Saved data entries
-=-=-

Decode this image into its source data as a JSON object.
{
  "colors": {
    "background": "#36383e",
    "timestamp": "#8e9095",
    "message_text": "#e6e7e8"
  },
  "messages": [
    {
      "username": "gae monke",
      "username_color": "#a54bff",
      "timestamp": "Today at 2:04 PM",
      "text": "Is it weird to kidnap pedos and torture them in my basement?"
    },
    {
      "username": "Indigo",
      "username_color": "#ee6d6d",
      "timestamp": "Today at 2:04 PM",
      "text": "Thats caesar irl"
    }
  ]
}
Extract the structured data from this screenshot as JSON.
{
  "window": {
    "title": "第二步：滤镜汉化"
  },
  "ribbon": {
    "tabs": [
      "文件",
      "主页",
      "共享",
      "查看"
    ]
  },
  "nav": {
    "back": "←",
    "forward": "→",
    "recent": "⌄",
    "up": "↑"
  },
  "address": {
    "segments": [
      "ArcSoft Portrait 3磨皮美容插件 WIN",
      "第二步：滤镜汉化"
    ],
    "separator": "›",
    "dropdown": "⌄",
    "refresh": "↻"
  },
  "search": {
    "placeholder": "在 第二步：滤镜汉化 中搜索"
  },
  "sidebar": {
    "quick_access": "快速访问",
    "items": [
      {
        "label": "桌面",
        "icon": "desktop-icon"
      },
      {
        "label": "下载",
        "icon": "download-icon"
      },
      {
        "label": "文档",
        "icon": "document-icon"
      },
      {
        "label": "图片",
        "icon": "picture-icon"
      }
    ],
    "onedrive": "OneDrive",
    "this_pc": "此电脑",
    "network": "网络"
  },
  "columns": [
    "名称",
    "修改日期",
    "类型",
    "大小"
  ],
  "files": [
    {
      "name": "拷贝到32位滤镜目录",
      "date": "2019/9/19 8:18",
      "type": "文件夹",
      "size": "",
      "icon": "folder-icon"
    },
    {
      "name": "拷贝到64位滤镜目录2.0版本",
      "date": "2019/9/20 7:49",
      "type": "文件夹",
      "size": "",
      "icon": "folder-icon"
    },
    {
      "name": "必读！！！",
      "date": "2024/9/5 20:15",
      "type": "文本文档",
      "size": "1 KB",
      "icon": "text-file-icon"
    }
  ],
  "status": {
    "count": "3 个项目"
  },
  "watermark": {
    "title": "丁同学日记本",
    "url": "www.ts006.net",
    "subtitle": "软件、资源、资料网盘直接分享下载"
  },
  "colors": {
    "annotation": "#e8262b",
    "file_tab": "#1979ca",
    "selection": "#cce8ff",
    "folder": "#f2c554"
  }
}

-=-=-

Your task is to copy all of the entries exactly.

Output for this task:
Decode this image into its source data as a JSON object.
{
  "colors": {
    "background": "#36383e",
    "timestamp": "#8e9095",
    "message_text": "#e6e7e8"
  },
  "messages": [
    {
      "username": "gae monke",
      "username_color": "#a54bff",
      "timestamp": "Today at 2:04 PM",
      "text": "Is it weird to kidnap pedos and torture them in my basement?"
    },
    {
      "username": "Indigo",
      "username_color": "#ee6d6d",
      "timestamp": "Today at 2:04 PM",
      "text": "Thats caesar irl"
    }
  ]
}
Extract the structured data from this screenshot as JSON.
{
  "window": {
    "title": "第二步：滤镜汉化"
  },
  "ribbon": {
    "tabs": [
      "文件",
      "主页",
      "共享",
      "查看"
    ]
  },
  "nav": {
    "back": "←",
    "forward": "→",
    "recent": "⌄",
    "up": "↑"
  },
  "address": {
    "segments": [
      "ArcSoft Portrait 3磨皮美容插件 WIN",
      "第二步：滤镜汉化"
    ],
    "separator": "›",
    "dropdown": "⌄",
    "refresh": "↻"
  },
  "search": {
    "placeholder": "在 第二步：滤镜汉化 中搜索"
  },
  "sidebar": {
    "quick_access": "快速访问",
    "items": [
      {
        "label": "桌面",
        "icon": "desktop-icon"
      },
      {
        "label": "下载",
        "icon": "download-icon"
      },
      {
        "label": "文档",
        "icon": "document-icon"
      },
      {
        "label": "图片",
        "icon": "picture-icon"
      }
    ],
    "onedrive": "OneDrive",
    "this_pc": "此电脑",
    "network": "网络"
  },
  "columns": [
    "名称",
    "修改日期",
    "类型",
    "大小"
  ],
  "files": [
    {
      "name": "拷贝到32位滤镜目录",
      "date": "2019/9/19 8:18",
      "type": "文件夹",
      "size": "",
      "icon": "folder-icon"
    },
    {
      "name": "拷贝到64位滤镜目录2.0版本",
      "date": "2019/9/20 7:49",
      "type": "文件夹",
      "size": "",
      "icon": "folder-icon"
    },
    {
      "name": "必读！！！",
      "date": "2024/9/5 20:15",
      "type": "文本文档",
      "size": "1 KB",
      "icon": "text-file-icon"
    }
  ],
  "status": {
    "count": "3 个项目"
  },
  "watermark": {
    "title": "丁同学日记本",
    "url": "www.ts006.net",
    "subtitle": "软件、资源、资料网盘直接分享下载"
  },
  "colors": {
    "annotation": "#e8262b",
    "file_tab": "#1979ca",
    "selection": "#cce8ff",
    "folder": "#f2c554"
  }
}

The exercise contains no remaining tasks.